September 12, 2005
Life Goes On–Weather Or Not!
By Michael D. Shaw
In the wake of Hurricane Katrina, some critics have suggested that we reconsider the logic of rebuilding New Orleans. This argument, which presumably has support from the Speaker of the U.S. House of Representatives, who questioned the purpose of restoring a city like New Orleans that sits below sea level, is founded on a dubious proposition: Because New Orleans is a frequent target of hurricanes, the assertion goes, why spend money reconstructing an area that may once again be destroyed?
Never mind the wholesale abandonment of one of America’s and the world’s most famous cities, or the economic depression that would accompany such a move. Advocates of such a policy seem to overlook an obvious and irrefutable fact. There is no area of the country immune from harsh weather and natural disasters. The South has hurricanes; the Northeast has blizzards; the Midwest has tornadoes (and equally harsh winters); California has earthquakes; and heat waves strike throughout the nation during summer. You can’t run away from Mother Nature.
First, urban planners can and must properly rebuild New Orleans. Just because the city is below sea level does not mean future devastation will occur. Consider The Netherlands. That country is more than familiar with the impact of devastating floods, one of which—the most destructive in the nation’s history—is still known as “The Disaster.” Yet, the Dutch did not leave their beloved country or merely lament the wrath of Mother Nature. Instead, they made their land stronger and better prepared to withstand harsh weather.
According to The New Republic:
“Rather than continuing to try to subjugate nature solely with concrete, they [the Dutch] recreated sand dunes on the coast to restore a natural barrier against damaging waves and cleared buildings along riverbanks to provide more space for swollen rivers. Most radically, one of Holland’s biggest construction companies began to design roads, greenhouses, and even houses that float.”
In short, the Dutch learned to live with water, rather than just fight it.
Secondly, hurricanes are not reason enough to simply uproot entire communities throughout the South. It is well to remember that Katrina alone did not create the current disaster in New Orleans. Abysmal city planning, failure of local government to act, a federal response slowed in misplaced deference to the locals, and political corruption most assuredly made a bad situation intolerable.
Do politicians refuse to rebuild cities that have suffered the awesome destructiveness of a tornado? Obviously not. Yet, the number and intensity of tornadoes are far more dangerous than the rather predictable pattern of hurricanes. In fact, the entire state of Oklahoma is one huge tornado laboratory. According to meteorologist Harold Brooks, Oklahoma has had more than 1,600 violent tornadoes in the last 31 years. (Texas has the most tornadoes every year, but Oklahoma a has more significant tornadoes per square mile than any other state.) But, other than the famed exodus of Okies during the Dust Bowl to places like California, the weather has not—and will not—drive people out of this state.
What about California?

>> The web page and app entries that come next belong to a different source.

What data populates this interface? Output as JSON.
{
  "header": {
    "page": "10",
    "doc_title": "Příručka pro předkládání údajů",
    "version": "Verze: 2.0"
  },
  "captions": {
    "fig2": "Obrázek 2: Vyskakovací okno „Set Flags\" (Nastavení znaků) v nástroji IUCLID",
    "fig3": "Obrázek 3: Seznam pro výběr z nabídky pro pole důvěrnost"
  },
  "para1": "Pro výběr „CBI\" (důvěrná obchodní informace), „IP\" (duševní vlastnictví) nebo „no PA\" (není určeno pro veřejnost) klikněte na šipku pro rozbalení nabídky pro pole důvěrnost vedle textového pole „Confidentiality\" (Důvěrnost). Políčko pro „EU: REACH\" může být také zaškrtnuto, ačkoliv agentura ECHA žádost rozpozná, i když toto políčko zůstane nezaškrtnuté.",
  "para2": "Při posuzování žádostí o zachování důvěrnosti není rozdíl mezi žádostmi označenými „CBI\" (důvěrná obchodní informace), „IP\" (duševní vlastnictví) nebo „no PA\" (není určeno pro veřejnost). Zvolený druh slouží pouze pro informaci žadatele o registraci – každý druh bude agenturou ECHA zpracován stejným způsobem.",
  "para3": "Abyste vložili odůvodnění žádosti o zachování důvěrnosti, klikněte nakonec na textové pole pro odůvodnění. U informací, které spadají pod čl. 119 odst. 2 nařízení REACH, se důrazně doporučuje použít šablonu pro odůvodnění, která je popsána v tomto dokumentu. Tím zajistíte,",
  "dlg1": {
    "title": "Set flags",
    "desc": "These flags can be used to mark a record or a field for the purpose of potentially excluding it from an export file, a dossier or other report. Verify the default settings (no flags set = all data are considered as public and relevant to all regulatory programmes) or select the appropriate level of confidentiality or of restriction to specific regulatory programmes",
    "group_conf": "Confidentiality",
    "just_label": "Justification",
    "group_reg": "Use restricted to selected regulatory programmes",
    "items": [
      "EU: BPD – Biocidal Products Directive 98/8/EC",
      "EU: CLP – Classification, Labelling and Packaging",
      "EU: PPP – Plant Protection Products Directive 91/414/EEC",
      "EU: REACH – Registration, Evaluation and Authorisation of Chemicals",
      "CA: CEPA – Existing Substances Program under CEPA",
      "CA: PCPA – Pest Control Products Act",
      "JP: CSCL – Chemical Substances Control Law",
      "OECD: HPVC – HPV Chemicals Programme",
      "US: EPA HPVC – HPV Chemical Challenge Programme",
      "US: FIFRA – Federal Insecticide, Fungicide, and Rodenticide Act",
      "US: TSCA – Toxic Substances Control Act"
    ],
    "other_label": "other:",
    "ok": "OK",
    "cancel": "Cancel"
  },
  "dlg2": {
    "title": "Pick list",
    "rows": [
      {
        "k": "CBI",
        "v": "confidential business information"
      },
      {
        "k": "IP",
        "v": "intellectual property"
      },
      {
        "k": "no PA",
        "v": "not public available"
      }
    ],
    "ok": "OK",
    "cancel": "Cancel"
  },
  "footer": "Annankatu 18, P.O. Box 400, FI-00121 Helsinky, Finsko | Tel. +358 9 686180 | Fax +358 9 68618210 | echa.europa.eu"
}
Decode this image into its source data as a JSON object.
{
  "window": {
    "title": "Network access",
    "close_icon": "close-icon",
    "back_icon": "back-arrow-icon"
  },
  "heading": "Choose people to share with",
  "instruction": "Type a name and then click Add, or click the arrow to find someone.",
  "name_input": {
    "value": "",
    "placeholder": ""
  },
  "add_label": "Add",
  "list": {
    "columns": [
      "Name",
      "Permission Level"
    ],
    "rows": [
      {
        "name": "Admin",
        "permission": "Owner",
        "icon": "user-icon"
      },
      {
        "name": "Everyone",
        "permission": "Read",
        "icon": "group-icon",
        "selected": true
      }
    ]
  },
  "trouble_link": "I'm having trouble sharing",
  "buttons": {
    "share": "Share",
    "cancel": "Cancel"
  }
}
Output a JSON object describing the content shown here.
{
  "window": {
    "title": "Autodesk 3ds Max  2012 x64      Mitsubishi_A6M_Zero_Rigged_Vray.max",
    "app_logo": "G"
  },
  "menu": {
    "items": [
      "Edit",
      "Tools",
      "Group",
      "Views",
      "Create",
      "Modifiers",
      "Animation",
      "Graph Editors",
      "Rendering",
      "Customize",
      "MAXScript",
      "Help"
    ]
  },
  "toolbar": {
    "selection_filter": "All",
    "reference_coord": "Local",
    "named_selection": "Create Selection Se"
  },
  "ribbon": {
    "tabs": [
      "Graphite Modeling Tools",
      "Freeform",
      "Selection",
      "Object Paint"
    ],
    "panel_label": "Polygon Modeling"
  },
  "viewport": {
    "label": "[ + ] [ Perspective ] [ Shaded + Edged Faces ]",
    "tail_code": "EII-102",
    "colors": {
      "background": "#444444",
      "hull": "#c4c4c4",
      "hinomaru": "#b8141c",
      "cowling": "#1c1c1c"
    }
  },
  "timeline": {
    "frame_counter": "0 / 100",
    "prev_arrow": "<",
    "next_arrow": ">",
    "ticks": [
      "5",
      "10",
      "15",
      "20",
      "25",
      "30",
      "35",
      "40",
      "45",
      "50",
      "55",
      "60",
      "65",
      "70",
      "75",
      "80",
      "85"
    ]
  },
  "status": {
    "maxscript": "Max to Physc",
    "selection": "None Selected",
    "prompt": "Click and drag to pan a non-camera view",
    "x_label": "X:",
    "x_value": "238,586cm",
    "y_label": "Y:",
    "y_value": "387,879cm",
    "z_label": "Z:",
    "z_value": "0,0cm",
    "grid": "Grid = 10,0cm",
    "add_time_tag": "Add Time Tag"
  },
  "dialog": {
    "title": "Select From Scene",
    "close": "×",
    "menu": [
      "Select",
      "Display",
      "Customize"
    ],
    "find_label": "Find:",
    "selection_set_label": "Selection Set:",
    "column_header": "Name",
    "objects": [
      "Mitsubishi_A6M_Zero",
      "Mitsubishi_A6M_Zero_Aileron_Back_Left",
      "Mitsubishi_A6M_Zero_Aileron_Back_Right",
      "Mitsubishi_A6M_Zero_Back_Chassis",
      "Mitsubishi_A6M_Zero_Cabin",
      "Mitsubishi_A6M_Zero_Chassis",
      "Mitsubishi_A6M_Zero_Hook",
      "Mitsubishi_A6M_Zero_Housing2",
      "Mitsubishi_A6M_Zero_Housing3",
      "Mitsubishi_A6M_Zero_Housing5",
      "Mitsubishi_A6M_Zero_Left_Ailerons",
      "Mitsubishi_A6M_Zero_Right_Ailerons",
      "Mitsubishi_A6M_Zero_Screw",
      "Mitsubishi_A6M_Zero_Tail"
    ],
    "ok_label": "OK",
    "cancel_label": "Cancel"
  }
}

Other than the earthquakes, fires, and floods (and traffic) it is a perfect place to call home. A major earthquake, the proverbial “Big One,” would make the effects of Katrina seem tame. Still, California remains the most populous state in the union. Why? Because weather and nature are facts of life.
We cannot control the weather, but we can mitigate its effects. Historically, man-made misery, including things like crime, high taxes, and failing schools will sooner drive people away than rain, sleet, snow, drought, or physical destruction.
New Orleans will rise again, and hurricanes will return. Of that, we can be certain. The challenge is for people to live with the weather, not escape from it. We will have sunny days just as we will suffer terrible storms and calamitous floods.
Throughout it all, we must recognize that this, too, will pass.